The General Certificate of Education Advanced Level, or A Level, is the ‘gold standard’ of Cambridge qualifications. It is accepted as an entry qualification by universities of the European Union and elsewhere around the world. A Level examinations are usually taken after 13 years of education and are based on approximately 360 hours of guided learning per subject, normally over a two year period. A Levels are highly specialized and a student will normally take three subjects, although occasionally exceptional students take four or five.
Cambridge International A Levels are taken throughout the world, sometimes as the national examinations of certain countries (such as Singapore and Mauritius), sometimes within international schools and sometimes in bi-lingual government schools alongside national exams.
There are six passing grades (A* – E). Typical UK university entrance requirements are above three passes at grade C for academic courses in established universities. Very popular courses will often require higher grades.

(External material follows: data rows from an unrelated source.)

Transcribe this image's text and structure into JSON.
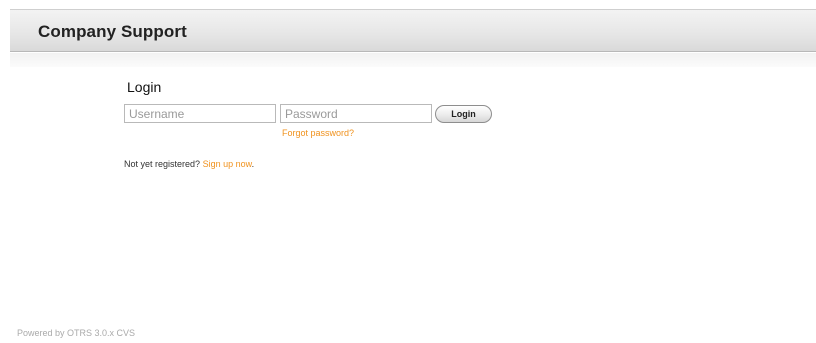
{
  "header": {
    "title": "Company Support"
  },
  "login": {
    "heading": "Login",
    "username_placeholder": "Username",
    "password_placeholder": "Password",
    "login_button": "Login",
    "forgot_password": "Forgot password?",
    "register_prompt": "Not yet registered?",
    "signup_link": "Sign up now",
    "signup_suffix": "."
  },
  "footer": {
    "text": "Powered by OTRS 3.0.x CVS"
  },
  "colors": {
    "link": "#f0921e",
    "header_text": "#222222"
  }
}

For example, medical schools in the UK often require grades of AAB and the highly selective universities of Cambridge and Oxford ask for at least AAA. Good A Level grades can also be a key to admission for all the world’s major universities. University course credit and advanced standing is often available in countries such as the USA and Canada, where entrance to university takes place after 12 years of education. Good grades in carefully chosen A Level subjects can result in up to one full year of credit. An A/AS Level Recognition Search is available from the Cambridge International Examinations website.

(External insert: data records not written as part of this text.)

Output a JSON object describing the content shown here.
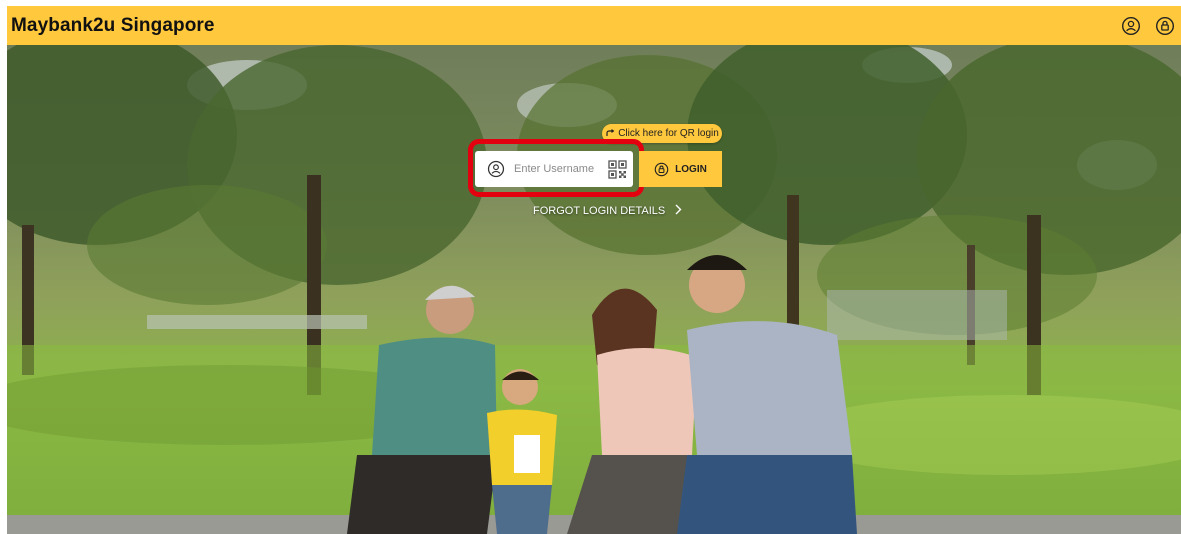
{
  "header": {
    "brand": "Maybank2u Singapore",
    "brand_color": "#ffc83d",
    "icons": [
      "user-circle-icon",
      "lock-circle-icon"
    ]
  },
  "login": {
    "qr_link_label": "Click here for QR login",
    "username_placeholder": "Enter Username",
    "login_button_label": "LOGIN",
    "forgot_label": "FORGOT LOGIN DETAILS",
    "highlight_color": "#e3000f"
  }
}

There you will find up-to-date information on universities that recognise Cambridge International AS and A Levels for entry to undergraduate programmes. It also includes details of advanced credit offered. You can read more about the recognition of Cambridge qualifications in this brochure.
The subject content of each of the A Level syllabuses has been subdivided into two parts: the AS syllabus content which is expected to be covered in the first half of the course, and part two of the syllabus commonly referred to as ‘A2’. This flexible approach enables students to choose from three options:

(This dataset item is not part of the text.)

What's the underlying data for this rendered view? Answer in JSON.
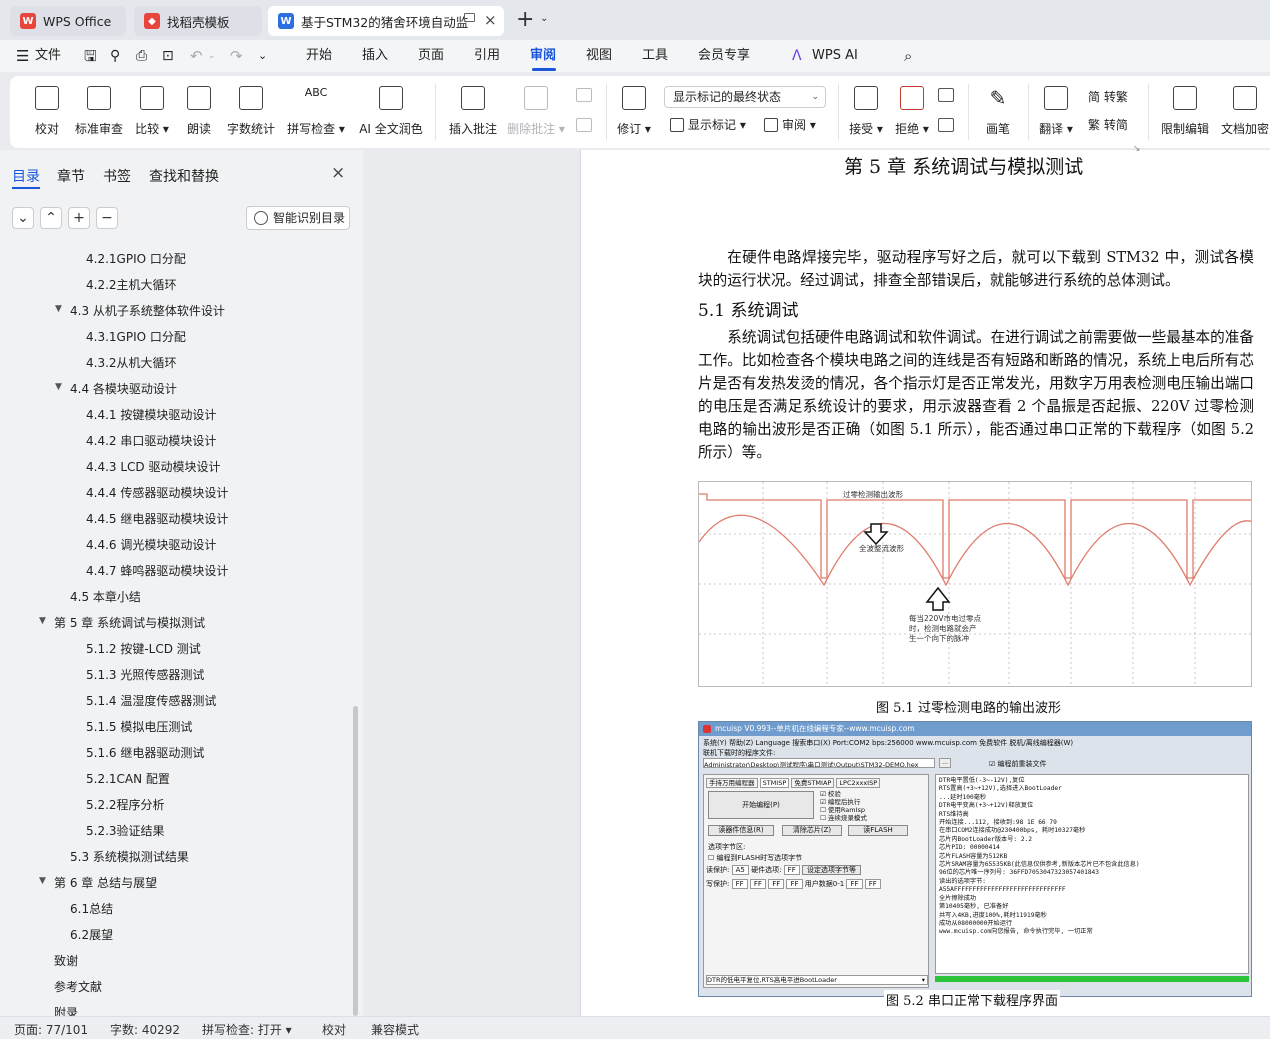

- Take all A Level components in the same examination session at the end of a course of study, usually at the end of the second year (Year 13)
- Follow a staged assessment to an A Level by taking the AS qualification in one examination session, and the A2 assessment in a subsequent session
- Take the AS qualification only – either at the end of a one-year or two-year course.